With the new production Unto the Breach, Al Zaytouna Dance Theatre has surely succeeded in its mission of raising awareness of the Palestinian cause. It at least worked for me, as during the break I felt the urge to quickly connect to the Internet and refresh my knowledge of the Gaza strip (and most probably, I was not the only one). The group, formed 2005 by volunteers with the intent to promote Palestinian culture, presented a clever adaptation of Shakespeare’s Henry V to the Palestinian–Israeli struggle: a bittersweet rendition of the news in the form of a Middle Eastern tale.

Greeted by a fog that envelops stage and audience space alike, we are witness to a stylised depiction of life in Palestinian camps. The stage is covered by stacks of debris in what looks less like a slum and more like wreckage. In the middle of it, the Palestinians hold their few, broken belongings: a broken doll, some books, an orange. Together with us, a young Chairman (Ahmed Najar as Yasser Arafat) is watching, very much moved by his own people’s misery and frustrations. Similarly to Henry V, he decides to go in disguise and observe the daily struggles of their simple lives.

Despite the engagement of the Palestinians, everything is far from normality: electricity that comes and goes, and the constant fear of impending danger from the air. The situation escalates after the killing of a young girl – apparently a terrorist trying to break through the Separation Wall – by the Israeli army, bringing the Palestinians to the verge of insurrection. Luckily, the Chairman manages to unite rival groupings into a single resistance force; this is the start of the Intifada. As the rebellion rages, the Israeli government is forced to come to an agreement and international interlocutors are called to set the details. The whole world witnesses the event, and peace seems at last to have triumphed. But the break is brief and soon the situation worsens, with a second revolution impending. The Chairman, busy with diplomatic missions, is no longer connected to his people. Too old to intervene, he can only witness in despair and frustration this new and disorganised rebellion. As the show ends, there is a bitter taste in our mouths as reality hits on our needs for Hollywood endings. Still, we leave with hope – hope in the future of the Palestinians.

Al Zaytouna’s second mission is the promotion of Dabke dancing, and the group works to integrate the style typical of the Middle East, characterised by line dancing and rhythmical stomping and jumping, with modern dance.
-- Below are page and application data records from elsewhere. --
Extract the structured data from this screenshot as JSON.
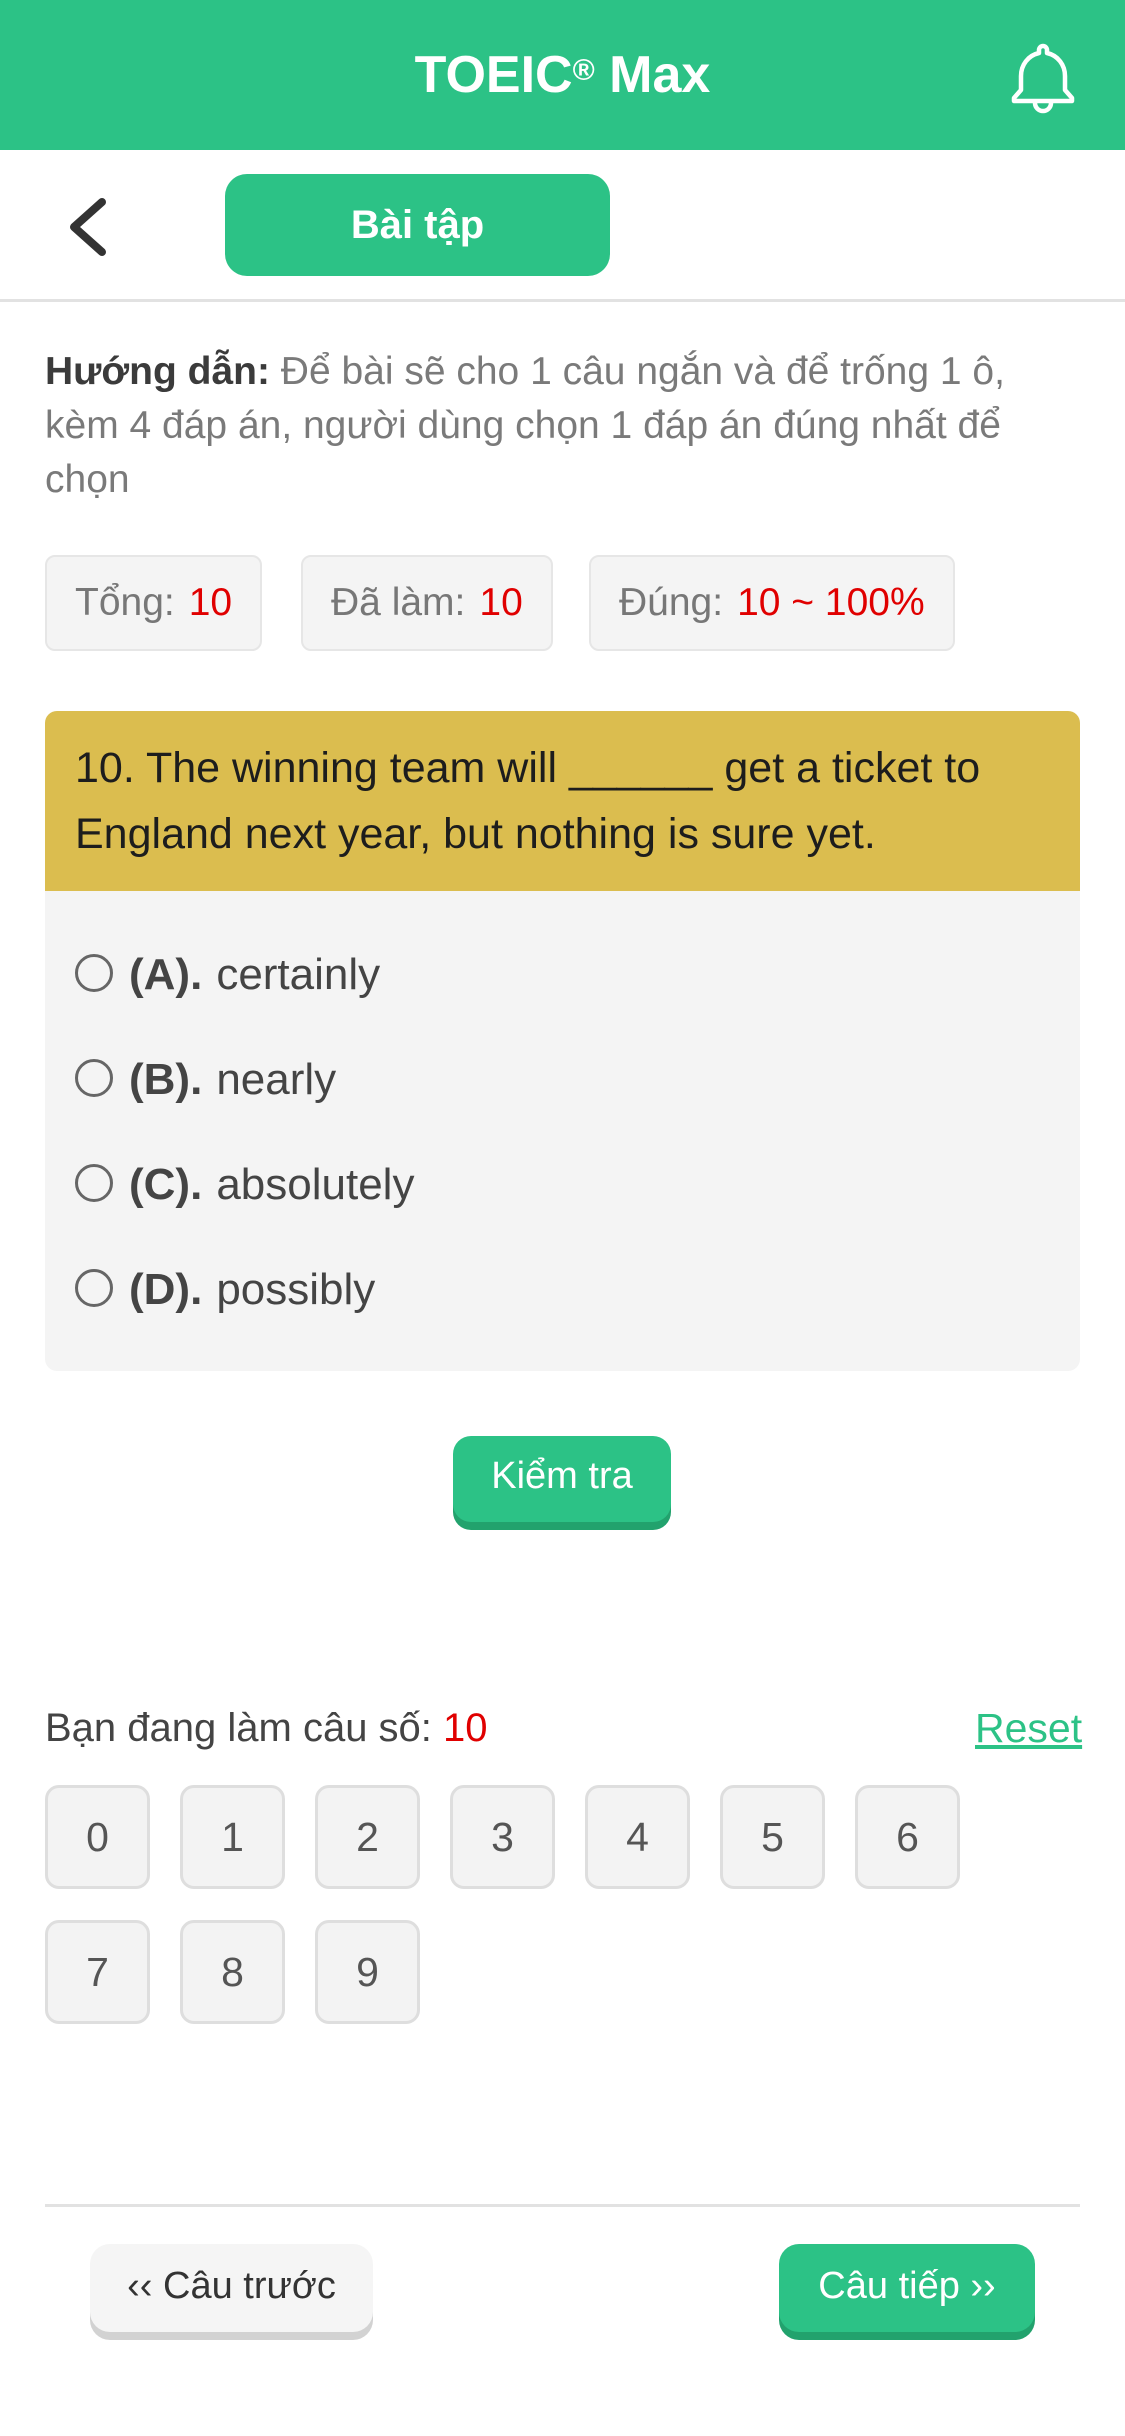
{
  "header": {
    "title": "TOEIC",
    "title_mark": "®",
    "title_suffix": " Max",
    "bell_icon": "bell-icon"
  },
  "subbar": {
    "back_icon": "chevron-left-icon",
    "tab_label": "Bài tập"
  },
  "guide": {
    "label": "Hướng dẫn:",
    "text": " Để bài sẽ cho 1 câu ngắn và để trống 1 ô, kèm 4 đáp án, người dùng chọn 1 đáp án đúng nhất để chọn"
  },
  "stats": {
    "total_label": "Tổng:",
    "total_value": "10",
    "done_label": "Đã làm:",
    "done_value": "10",
    "correct_label": "Đúng:",
    "correct_value": "10 ~ 100%"
  },
  "question": {
    "text": "10. The winning team will ______ get a ticket to England next year, but nothing is sure yet.",
    "options": [
      {
        "letter": "(A).",
        "text": "certainly"
      },
      {
        "letter": "(B).",
        "text": "nearly"
      },
      {
        "letter": "(C).",
        "text": "absolutely"
      },
      {
        "letter": "(D).",
        "text": "possibly"
      }
    ]
  },
  "check_button": "Kiểm tra",
  "progress": {
    "label": "Bạn đang làm câu số: ",
    "current": "10",
    "reset": "Reset"
  },
  "numbers": [
    "0",
    "1",
    "2",
    "3",
    "4",
    "5",
    "6",
    "7",
    "8",
    "9"
  ],
  "nav": {
    "prev": "‹‹ Câu trước",
    "next": "Câu tiếp ››"
  },
  "colors": {
    "accent": "#2cc286",
    "question_header": "#dbbd4f",
    "highlight": "#e00000"
  }
}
In this show the mix is particularly well achieved and the Dabke vocabulary extended by modern dance movements acquires a forceful expressive plasticity. In this sense, the dance scene depicting the Intifada is particuarly memorable. In it, the typical fluttering of the handkerchief used during wedding dances is transformed in the movement of the slings of the rebels throwing stones. Alongside the dances there are also several intense dramatic moments – for example, the young wife trying to sew with intermittent light; the girl’s solemn funeral; and, towards the end of the piece, Najar’s old and trembling, ill Arafat.

Also notable is Claire Quinn’s wonderful rendition of the figure of the chorus in Shakespeare’s Henry V. Her powerful interpretation of the role, somewhere between narrator and character, helped the audience with the narration and conferred to the whole piece a gravity that could have easily been lost (it has to be said that Al Zaytouna’s members come from different backgrounds and are not all full-time performers). The serious tone was counterbalanced by the joyfulness characteristic of the Dabke dancing which (to my and the rest of the audience’s surprise) requires active audience participation. As we could not join in the dancing, we were required by the dancers to clap, in an interesting mix between folkloristic show and the silent convention of the fourth wall. A little disturbing were the uneven level of the music, with some songs louder than others for no apparent reason, and the lighting, which was at times too bright.

In general the show manages to give depth to images we have seen a thousand times on television. The new perspective is given by the recovery of the emotional dimension. These images are put into a broader visual context that allows us, the audience, to reclaim feelings and intensity: to experience the frustration, the rage and the hope of the Palestinians and Israelis as one. The audience’s strong reaction at the end of the piece was fitting, as they undoubtedly felt a passionate desire to “protest, write, speak, dance ... stay”. There is a tiger – passion – that is only resting between the jasmine and olive trees in Gaza.